# TASK REQUIREMENTS
This calls for a word-for-word copy of all the data, with each picture removed.

# EXERCISE DATA
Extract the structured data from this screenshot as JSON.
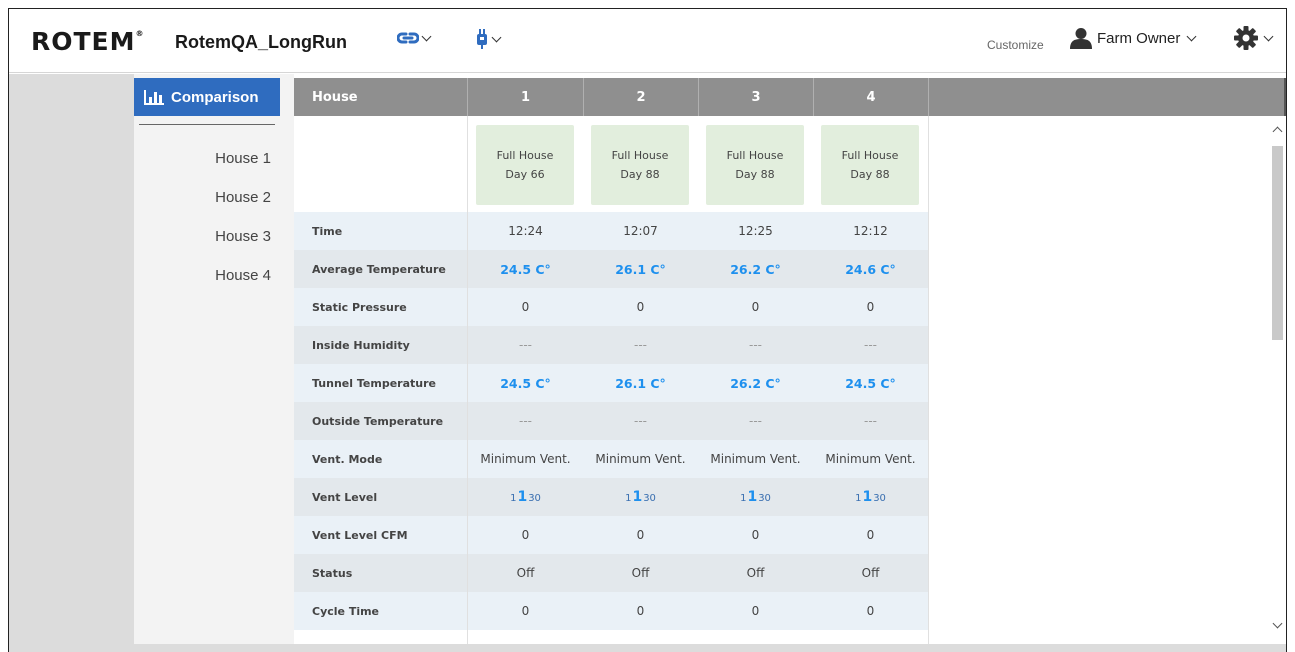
{
  "header": {
    "logo_text": "ROTEM",
    "logo_mark": "®",
    "farm_name": "RotemQA_LongRun",
    "customize_label": "Customize",
    "user_label": "Farm Owner"
  },
  "sidebar": {
    "comparison_label": "Comparison",
    "houses": [
      {
        "label": "House 1"
      },
      {
        "label": "House 2"
      },
      {
        "label": "House 3"
      },
      {
        "label": "House 4"
      }
    ]
  },
  "table": {
    "header_label": "House",
    "columns": [
      {
        "number": "1",
        "status_line1": "Full House",
        "status_line2": "Day 66"
      },
      {
        "number": "2",
        "status_line1": "Full House",
        "status_line2": "Day 88"
      },
      {
        "number": "3",
        "status_line1": "Full House",
        "status_line2": "Day 88"
      },
      {
        "number": "4",
        "status_line1": "Full House",
        "status_line2": "Day 88"
      }
    ],
    "rows": [
      {
        "label": "Time",
        "values": [
          "12:24",
          "12:07",
          "12:25",
          "12:12"
        ]
      },
      {
        "label": "Average Temperature",
        "values": [
          "24.5 C°",
          "26.1 C°",
          "26.2 C°",
          "24.6 C°"
        ]
      },
      {
        "label": "Static Pressure",
        "values": [
          "0",
          "0",
          "0",
          "0"
        ]
      },
      {
        "label": "Inside Humidity",
        "values": [
          "---",
          "---",
          "---",
          "---"
        ]
      },
      {
        "label": "Tunnel Temperature",
        "values": [
          "24.5 C°",
          "26.1 C°",
          "26.2 C°",
          "24.5 C°"
        ]
      },
      {
        "label": "Outside Temperature",
        "values": [
          "---",
          "---",
          "---",
          "---"
        ]
      },
      {
        "label": "Vent. Mode",
        "values": [
          "Minimum Vent.",
          "Minimum Vent.",
          "Minimum Vent.",
          "Minimum Vent."
        ]
      },
      {
        "label": "Vent Level",
        "vent_values": [
          {
            "min": "1",
            "level": "1",
            "max": "30"
          },
          {
            "min": "1",
            "level": "1",
            "max": "30"
          },
          {
            "min": "1",
            "level": "1",
            "max": "30"
          },
          {
            "min": "1",
            "level": "1",
            "max": "30"
          }
        ]
      },
      {
        "label": "Vent Level CFM",
        "values": [
          "0",
          "0",
          "0",
          "0"
        ]
      },
      {
        "label": "Status",
        "values": [
          "Off",
          "Off",
          "Off",
          "Off"
        ]
      },
      {
        "label": "Cycle Time",
        "values": [
          "0",
          "0",
          "0",
          "0"
        ]
      }
    ]
  },
  "colors": {
    "accent_blue": "#2f6cbf",
    "value_blue": "#1e90ee",
    "header_gray": "#8f8f8f",
    "card_green": "#e2eedd"
  },
  "icons": {
    "link": "link-icon",
    "plug": "plug-icon",
    "user": "user-icon",
    "settings": "gear-icon",
    "chart": "bar-chart-icon"
  }
}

# OUTPUT FOR THIS TASK
Extract the structured data from this screenshot as JSON.
{
  "header": {
    "logo_text": "ROTEM",
    "logo_mark": "®",
    "farm_name": "RotemQA_LongRun",
    "customize_label": "Customize",
    "user_label": "Farm Owner"
  },
  "sidebar": {
    "comparison_label": "Comparison",
    "houses": [
      {
        "label": "House 1"
      },
      {
        "label": "House 2"
      },
      {
        "label": "House 3"
      },
      {
        "label": "House 4"
      }
    ]
  },
  "table": {
    "header_label": "House",
    "columns": [
      {
        "number": "1",
        "status_line1": "Full House",
        "status_line2": "Day 66"
      },
      {
        "number": "2",
        "status_line1": "Full House",
        "status_line2": "Day 88"
      },
      {
        "number": "3",
        "status_line1": "Full House",
        "status_line2": "Day 88"
      },
      {
        "number": "4",
        "status_line1": "Full House",
        "status_line2": "Day 88"
      }
    ],
    "rows": [
      {
        "label": "Time",
        "values": [
          "12:24",
          "12:07",
          "12:25",
          "12:12"
        ]
      },
      {
        "label": "Average Temperature",
        "values": [
          "24.5 C°",
          "26.1 C°",
          "26.2 C°",
          "24.6 C°"
        ]
      },
      {
        "label": "Static Pressure",
        "values": [
          "0",
          "0",
          "0",
          "0"
        ]
      },
      {
        "label": "Inside Humidity",
        "values": [
          "---",
          "---",
          "---",
          "---"
        ]
      },
      {
        "label": "Tunnel Temperature",
        "values": [
          "24.5 C°",
          "26.1 C°",
          "26.2 C°",
          "24.5 C°"
        ]
      },
      {
        "label": "Outside Temperature",
        "values": [
          "---",
          "---",
          "---",
          "---"
        ]
      },
      {
        "label": "Vent. Mode",
        "values": [
          "Minimum Vent.",
          "Minimum Vent.",
          "Minimum Vent.",
          "Minimum Vent."
        ]
      },
      {
        "label": "Vent Level",
        "vent_values": [
          {
            "min": "1",
            "level": "1",
            "max": "30"
          },
          {
            "min": "1",
            "level": "1",
            "max": "30"
          },
          {
            "min": "1",
            "level": "1",
            "max": "30"
          },
          {
            "min": "1",
            "level": "1",
            "max": "30"
          }
        ]
      },
      {
        "label": "Vent Level CFM",
        "values": [
          "0",
          "0",
          "0",
          "0"
        ]
      },
      {
        "label": "Status",
        "values": [
          "Off",
          "Off",
          "Off",
          "Off"
        ]
      },
      {
        "label": "Cycle Time",
        "values": [
          "0",
          "0",
          "0",
          "0"
        ]
      }
    ]
  },
  "colors": {
    "accent_blue": "#2f6cbf",
    "value_blue": "#1e90ee",
    "header_gray": "#8f8f8f",
    "card_green": "#e2eedd"
  },
  "icons": {
    "link": "link-icon",
    "plug": "plug-icon",
    "user": "user-icon",
    "settings": "gear-icon",
    "chart": "bar-chart-icon"
  }
}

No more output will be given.